"Chained CPI increases revenues because we adjust the tax code by that measurement of inflation," said Steve Bell, senior director of economic policy at the Bipartisan Policy Center, a think tank, and a former adviser to congressional Republicans.
Many bipartisan deficit-cutting groups have proposed moving to chained CPI, including the so-called Simpson-Bowles commission and the Bipartisan Policy Center.
"I can't explain," how Republicans can back a tax hike, said Stephen Entin, an economist at the conservative Tax Foundation think tank and former Treasury official under President Ronald Reagan. "It is usually put forward as a technical adjustment, but it is also a tax increase."

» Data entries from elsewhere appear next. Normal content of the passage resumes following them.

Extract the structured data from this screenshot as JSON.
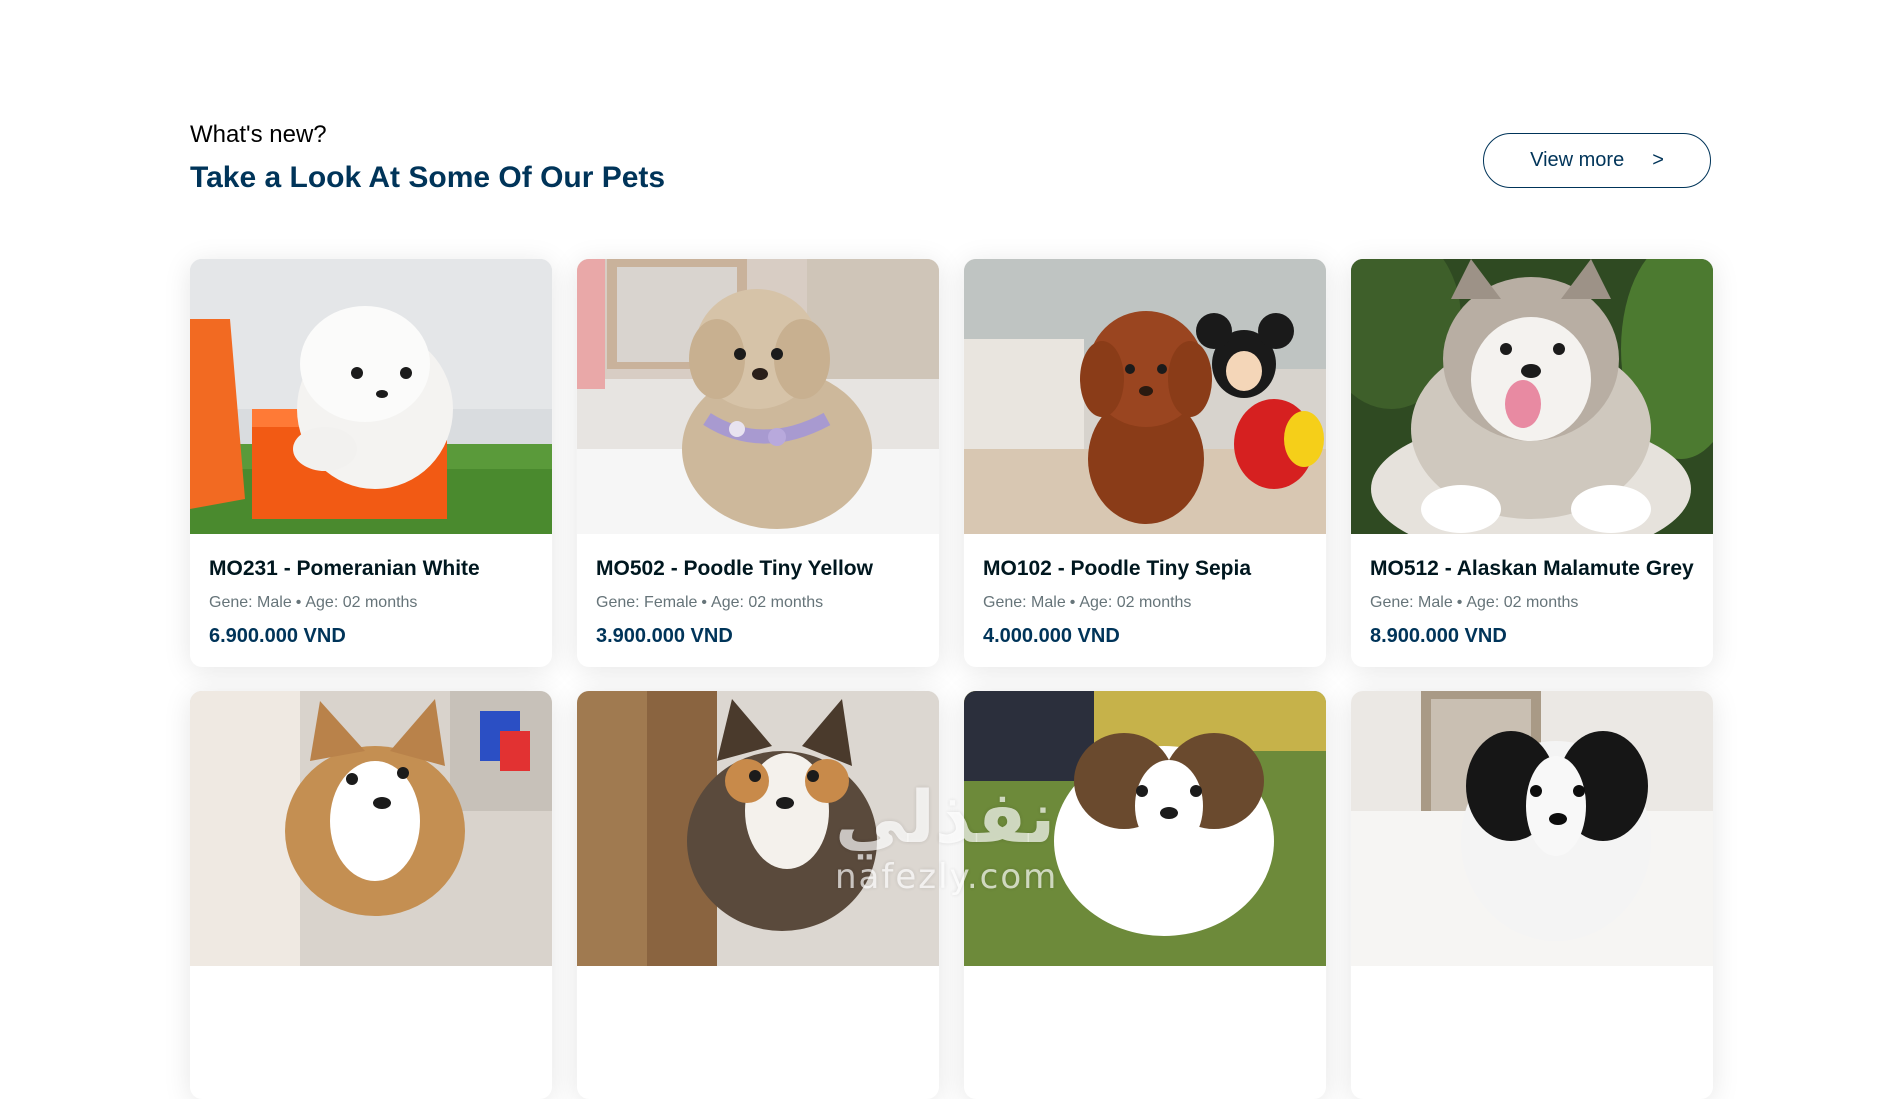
{
  "header": {
    "eyebrow": "What's new?",
    "title": "Take a Look At Some Of Our Pets",
    "view_more_label": "View more",
    "view_more_chevron": ">"
  },
  "colors": {
    "primary": "#003459",
    "text_dark": "#00171F",
    "text_muted": "#667479"
  },
  "pets": [
    {
      "name": "MO231 - Pomeranian White",
      "gene_label": "Gene:",
      "gene": "Male",
      "age_label": "Age:",
      "age": "02 months",
      "price": "6.900.000 VND"
    },
    {
      "name": "MO502 - Poodle Tiny Yellow",
      "gene_label": "Gene:",
      "gene": "Female",
      "age_label": "Age:",
      "age": "02 months",
      "price": "3.900.000 VND"
    },
    {
      "name": "MO102 - Poodle Tiny Sepia",
      "gene_label": "Gene:",
      "gene": "Male",
      "age_label": "Age:",
      "age": "02 months",
      "price": "4.000.000 VND"
    },
    {
      "name": "MO512 - Alaskan Malamute Grey",
      "gene_label": "Gene:",
      "gene": "Male",
      "age_label": "Age:",
      "age": "02 months",
      "price": "8.900.000 VND"
    }
  ],
  "watermark": {
    "arabic": "نفذلي",
    "latin": "nafezly.com"
  }
}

Supporters of the switch say the standard CPI index overstates price rises, but opponents say moving to chained CPI would unfairly deprive older Americans of benefits they have been promised.
In addition, because more affluent taxpayers can't be bumped beyond the top bracket, the change would tend to bite hardest among middle-class taxpayers, according to the non-partisan Tax Policy Center.
About three-quarters of households would see a tax hike, TPC said in an analysis, with those making between $30,000 and $40,000 seeing the biggest cut in after-tax income - on average about 0.3 percent.
Obama's fiscal 2014 budget aims to cut the deficit by $1.8 trillion over 10 years, administration officials said.
Boehner, the top Republican in Congress, has ruled out any further revenue increases after letting taxes rise for the wealthiest Americans earlier this year.
(Additional reporting by Richard Cowan and Mark Felsenthal; Editing by Kevin Drawbaugh and Eric Walsh)